Violent Night is a film that follows a jaded Santa Claus who goes to great lengths to violently stop criminals from harming a little girl and her family on Christmas Eve. It’s the latest “non-traditional” take on a Christmas movie and Father Christmas himself. With other non-traditional hits like Bad Santa, Krampus, and Die Hard, it does have a lot to live up to. It’s worth checking twice to see if this twisted holiday tale is able to stand out on its own.
Light spoilers for Violent Night are ahead.
This film is extremely action-packed, and the action scenes are absolutely incredible. The fight choreography is riveting to watch, yet it never feels too over the top or ridiculous. It’s quite impressive that Santa’s magical abilities are cleverly used during each battle but it all somehow still feels relatively grounded. Adding to the exciting action are the tremendous gore effects used throughout. Every bit of blood, broken bone, impalement, and any other injury also look real while still feeling grounded and somewhat realistic despite the fantastical nature of a Santa Claus story.
The movie’s humor is just as well-handled. Fans of dark humor especially have plenty to look forward to with this film. There are several moments in which Santa killing or injuring someone is made outrageously funny. There are a few puns and one-liners that lead to some big laughs. Quite a few scenes are so bonkers that it’s rather difficult not to laugh during them. Most of the humor is pretty dark, so if that’s not your thing then maybe this isn’t for you, but just about all of it does work exceptionally well.

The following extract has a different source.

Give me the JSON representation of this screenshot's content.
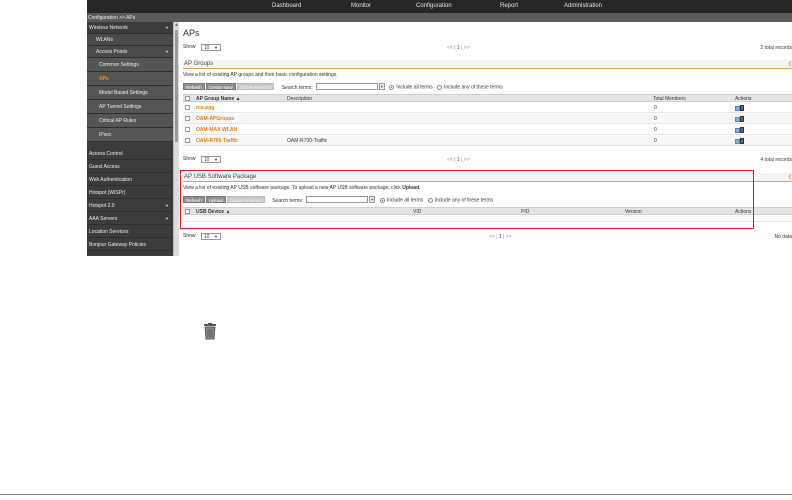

Something that is important for any true Christmas movie or special is the heart and themes of believing in the magic of the holiday, and that’s very much present in Violent Night despite the brutal action. Not only does Santa use his magic, but a child and her family learn to believe in Santa and the Christmas spirit. A family grows closer together. In the most dire of situations, Santa thinks about how much he loves Mrs. Claus. There’s a surprising amount of emotional moments throughout, and all of them are welcome.

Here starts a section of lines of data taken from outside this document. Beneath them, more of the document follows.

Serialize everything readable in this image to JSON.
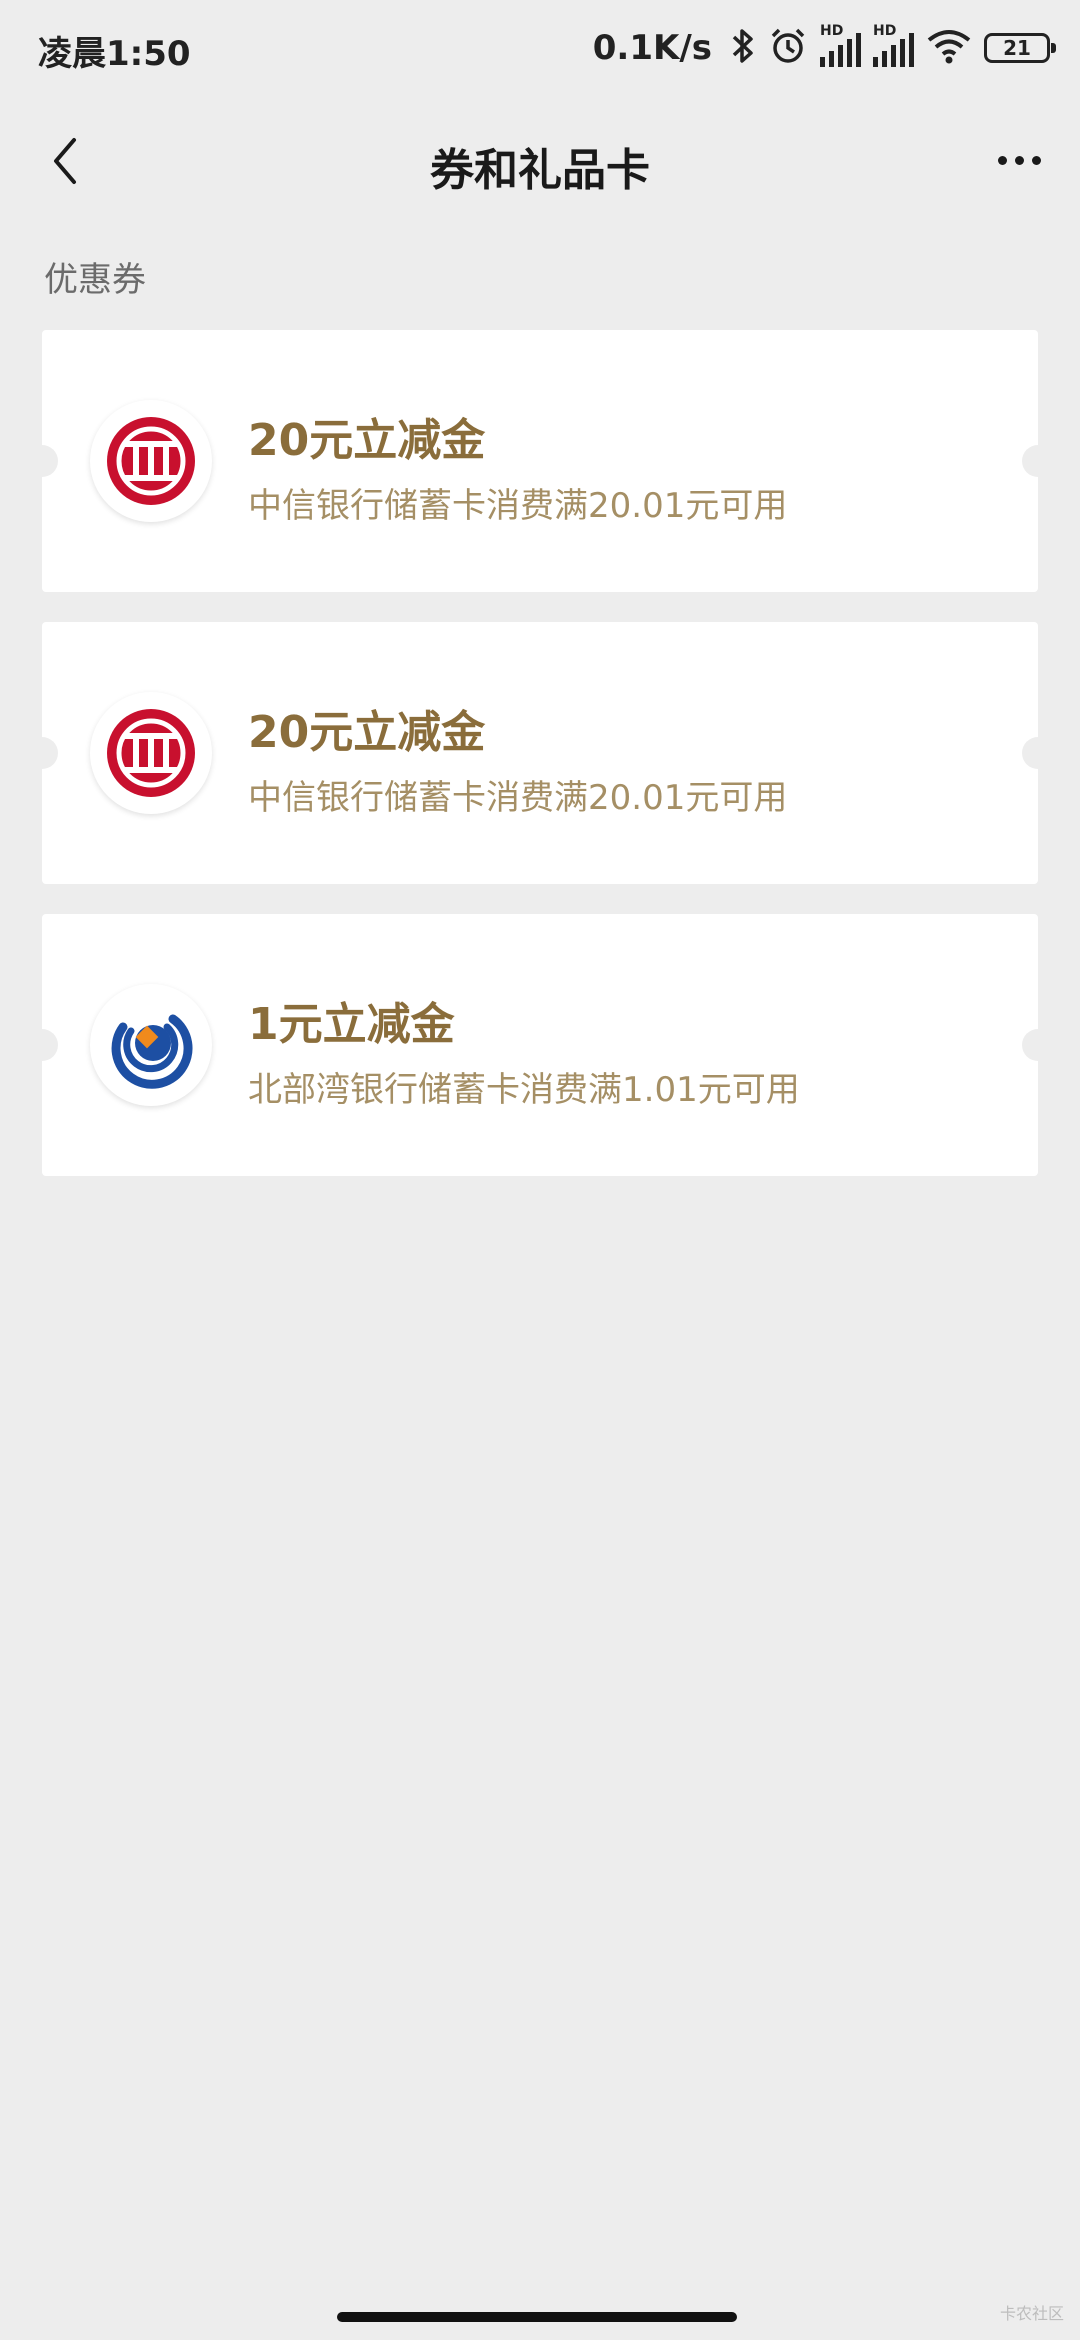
{
  "status_bar": {
    "time": "凌晨1:50",
    "net_speed": "0.1K/s",
    "battery": "21",
    "hd_label": "HD"
  },
  "nav": {
    "title": "券和礼品卡",
    "back_icon": "chevron-left-icon",
    "more_icon": "more-dots-icon"
  },
  "section_title": "优惠券",
  "coupons": [
    {
      "amount": "20元立减金",
      "description": "中信银行储蓄卡消费满20.01元可用",
      "logo": "citic-bank-logo",
      "logo_color": "#c8102e"
    },
    {
      "amount": "20元立减金",
      "description": "中信银行储蓄卡消费满20.01元可用",
      "logo": "citic-bank-logo",
      "logo_color": "#c8102e"
    },
    {
      "amount": "1元立减金",
      "description": "北部湾银行储蓄卡消费满1.01元可用",
      "logo": "beibuwan-bank-logo",
      "logo_color": "#1d4fa3"
    }
  ],
  "watermark": "卡农社区",
  "colors": {
    "background": "#ededed",
    "coupon_amount": "#8a6d3b",
    "coupon_desc": "#a58f65"
  }
}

This is one of the few times in which Santa Claus actually develops as a character in a movie. Seeing him start off as jaded and gradually remember why he loved giving gifts to all in the first place in genuinely heartfelt. Seeing his arc fully reached is quite satisfying. Santa is usually portrayed as a flawless figure, so it’s great to see him as someone who can still grow here.
Throughout the film, there are hints at the backstory of this version of Santa. It’s a rather unique one and it actually makes a lot of sense given where and when the idea of Santa originated. It also gives context as to how Santa is able to fight countless goons so effortlessly. Something that makes this backstory so interesting is that it provides us with just enough information that we can fill in the blanks without it taking up too much of the movie.

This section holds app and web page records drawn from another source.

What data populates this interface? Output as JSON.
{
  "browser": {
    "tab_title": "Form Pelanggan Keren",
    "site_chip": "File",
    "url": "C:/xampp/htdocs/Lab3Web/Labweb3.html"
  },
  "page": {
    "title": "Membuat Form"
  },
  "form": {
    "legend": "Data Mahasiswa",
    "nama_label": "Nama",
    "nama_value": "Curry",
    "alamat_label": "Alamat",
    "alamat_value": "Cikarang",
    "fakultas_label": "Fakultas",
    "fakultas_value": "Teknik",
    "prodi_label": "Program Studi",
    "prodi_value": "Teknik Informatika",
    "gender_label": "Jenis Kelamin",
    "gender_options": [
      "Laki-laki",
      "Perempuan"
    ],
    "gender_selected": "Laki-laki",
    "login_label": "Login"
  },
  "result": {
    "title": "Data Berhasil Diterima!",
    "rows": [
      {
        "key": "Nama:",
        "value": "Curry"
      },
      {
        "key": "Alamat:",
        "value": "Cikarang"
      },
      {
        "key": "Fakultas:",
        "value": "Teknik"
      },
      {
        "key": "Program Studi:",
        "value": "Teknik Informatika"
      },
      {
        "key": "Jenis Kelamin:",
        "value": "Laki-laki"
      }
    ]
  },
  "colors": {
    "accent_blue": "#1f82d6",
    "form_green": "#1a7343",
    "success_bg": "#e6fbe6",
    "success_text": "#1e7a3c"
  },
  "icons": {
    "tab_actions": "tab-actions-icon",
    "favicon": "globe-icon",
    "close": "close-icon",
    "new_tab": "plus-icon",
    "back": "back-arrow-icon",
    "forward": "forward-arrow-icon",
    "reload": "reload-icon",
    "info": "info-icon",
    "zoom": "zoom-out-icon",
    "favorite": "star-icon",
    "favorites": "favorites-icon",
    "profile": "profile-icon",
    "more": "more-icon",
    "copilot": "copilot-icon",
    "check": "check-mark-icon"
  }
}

The members of the Lightstone family are genuinely horrible people, and they even admit to being terrible a couple of times throughout the story. However, they don’t seem to change their ways or get any sort of comeuppance. Santa and the main couple grow, but it’s quite annoying that some of the ones who need to most don’t learn anything whatsoever.
It’s unclear if the main couple, Jason and Linda, ditched their toxic family members or not. They said they wanted to, but then it feels like they grow closer to them by the end. Since their family remains horrible and toxic, maybe they should have still made a point of not being around them anymore. If they’re still cutting them off, the ending should have made that more clear.
The excessively wealthy Lightstone family are able to afford what they think is a top-notch security team to protect their home, themselves, and their money. However, their security is completely incompetent. They don’t stop a single criminal from breaking in or harming those they’re hired to protect. They’re all taken out with absolutely no effort from the villains. The security team also somehow has no idea that someone had been gradually stealing money from their vault. There might as well have been no security there to begin with.
There are several moments throughout the story in which Santa talks about how important Mrs. Claus is to him. Despite her importance, she never makes an appearance in the movie. What’s especially odd about that is that there’s an organic moment when she could have shown up. The reindeer return from the North Pole with a new sack of toys at the end of the movie so Santa can resume his night of gift-giving. There’s also a letter from Mrs. Claus. She could have also been on the sleigh, the one to return it to him. It also would have been a solid opportunity for a humorous or fan-service cameo, but this is one opportunity that was missed.
Violent Night may slightly suffer from plot contrivances and things that are somehow less believable than Santa Claus (like the world’s worst security team), but the rest of it is so wildly entertaining that it mostly makes up for it. The action is exciting, the dark humor is laugh-out-loud funny, there’s still emotional moments that don’t feel out of place, and Santa actually receives fantastic character development. This movie is perfect for those who are fans of the brutal tales around the holiday season like Gremlins or Die Hard but want them to feel even more Christmasy.